_Your instructions_
Return the whole listing unchanged. Drop the images.

_Input data_
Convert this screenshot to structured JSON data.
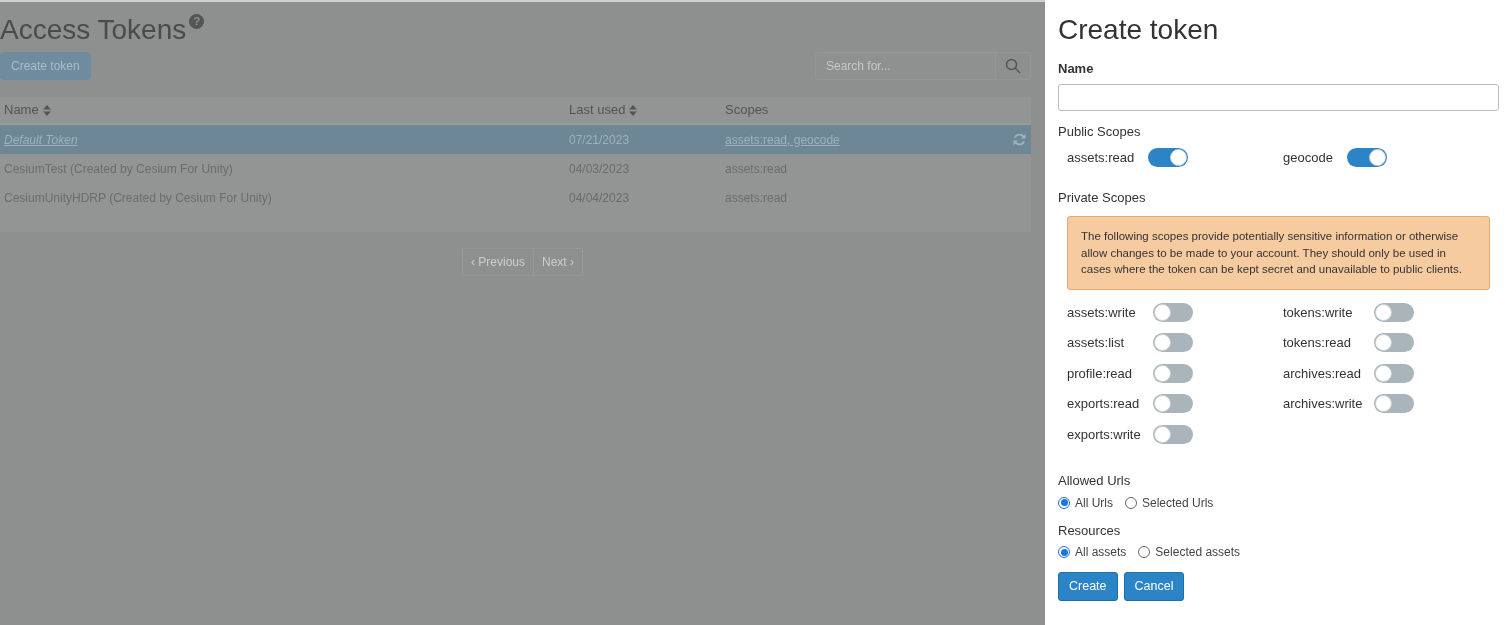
{
  "page": {
    "title": "Access Tokens",
    "help_icon": "?",
    "create_button": "Create token",
    "search": {
      "placeholder": "Search for..."
    },
    "table": {
      "columns": [
        {
          "label": "Name",
          "sortable": true
        },
        {
          "label": "Last used",
          "sortable": true
        },
        {
          "label": "Scopes",
          "sortable": false
        }
      ],
      "rows": [
        {
          "name": "Default Token",
          "last_used": "07/21/2023",
          "scopes": "assets:read, geocode",
          "selected": true
        },
        {
          "name": "CesiumTest (Created by Cesium For Unity)",
          "last_used": "04/03/2023",
          "scopes": "assets:read",
          "selected": false
        },
        {
          "name": "CesiumUnityHDRP (Created by Cesium For Unity)",
          "last_used": "04/04/2023",
          "scopes": "assets:read",
          "selected": false
        }
      ]
    },
    "pagination": {
      "previous": "‹ Previous",
      "next": "Next ›"
    }
  },
  "panel": {
    "title": "Create token",
    "name_label": "Name",
    "public_scopes_label": "Public Scopes",
    "public_scopes": [
      {
        "label": "assets:read",
        "on": true
      },
      {
        "label": "geocode",
        "on": true
      }
    ],
    "private_scopes_label": "Private Scopes",
    "warning": "The following scopes provide potentially sensitive information or otherwise allow changes to be made to your account. They should only be used in cases where the token can be kept secret and unavailable to public clients.",
    "private_scopes": [
      {
        "label": "assets:write",
        "on": false
      },
      {
        "label": "tokens:write",
        "on": false
      },
      {
        "label": "assets:list",
        "on": false
      },
      {
        "label": "tokens:read",
        "on": false
      },
      {
        "label": "profile:read",
        "on": false
      },
      {
        "label": "archives:read",
        "on": false
      },
      {
        "label": "exports:read",
        "on": false
      },
      {
        "label": "archives:write",
        "on": false
      },
      {
        "label": "exports:write",
        "on": false
      }
    ],
    "allowed_urls": {
      "label": "Allowed Urls",
      "options": [
        {
          "label": "All Urls",
          "selected": true
        },
        {
          "label": "Selected Urls",
          "selected": false
        }
      ]
    },
    "resources": {
      "label": "Resources",
      "options": [
        {
          "label": "All assets",
          "selected": true
        },
        {
          "label": "Selected assets",
          "selected": false
        }
      ]
    },
    "buttons": [
      "Create",
      "Cancel"
    ]
  }
}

_Output_
Convert this screenshot to structured JSON data.
{
  "page": {
    "title": "Access Tokens",
    "help_icon": "?",
    "create_button": "Create token",
    "search": {
      "placeholder": "Search for..."
    },
    "table": {
      "columns": [
        {
          "label": "Name",
          "sortable": true
        },
        {
          "label": "Last used",
          "sortable": true
        },
        {
          "label": "Scopes",
          "sortable": false
        }
      ],
      "rows": [
        {
          "name": "Default Token",
          "last_used": "07/21/2023",
          "scopes": "assets:read, geocode",
          "selected": true
        },
        {
          "name": "CesiumTest (Created by Cesium For Unity)",
          "last_used": "04/03/2023",
          "scopes": "assets:read",
          "selected": false
        },
        {
          "name": "CesiumUnityHDRP (Created by Cesium For Unity)",
          "last_used": "04/04/2023",
          "scopes": "assets:read",
          "selected": false
        }
      ]
    },
    "pagination": {
      "previous": "‹ Previous",
      "next": "Next ›"
    }
  },
  "panel": {
    "title": "Create token",
    "name_label": "Name",
    "public_scopes_label": "Public Scopes",
    "public_scopes": [
      {
        "label": "assets:read",
        "on": true
      },
      {
        "label": "geocode",
        "on": true
      }
    ],
    "private_scopes_label": "Private Scopes",
    "warning": "The following scopes provide potentially sensitive information or otherwise allow changes to be made to your account. They should only be used in cases where the token can be kept secret and unavailable to public clients.",
    "private_scopes": [
      {
        "label": "assets:write",
        "on": false
      },
      {
        "label": "tokens:write",
        "on": false
      },
      {
        "label": "assets:list",
        "on": false
      },
      {
        "label": "tokens:read",
        "on": false
      },
      {
        "label": "profile:read",
        "on": false
      },
      {
        "label": "archives:read",
        "on": false
      },
      {
        "label": "exports:read",
        "on": false
      },
      {
        "label": "archives:write",
        "on": false
      },
      {
        "label": "exports:write",
        "on": false
      }
    ],
    "allowed_urls": {
      "label": "Allowed Urls",
      "options": [
        {
          "label": "All Urls",
          "selected": true
        },
        {
          "label": "Selected Urls",
          "selected": false
        }
      ]
    },
    "resources": {
      "label": "Resources",
      "options": [
        {
          "label": "All assets",
          "selected": true
        },
        {
          "label": "Selected assets",
          "selected": false
        }
      ]
    },
    "buttons": [
      "Create",
      "Cancel"
    ]
  }
}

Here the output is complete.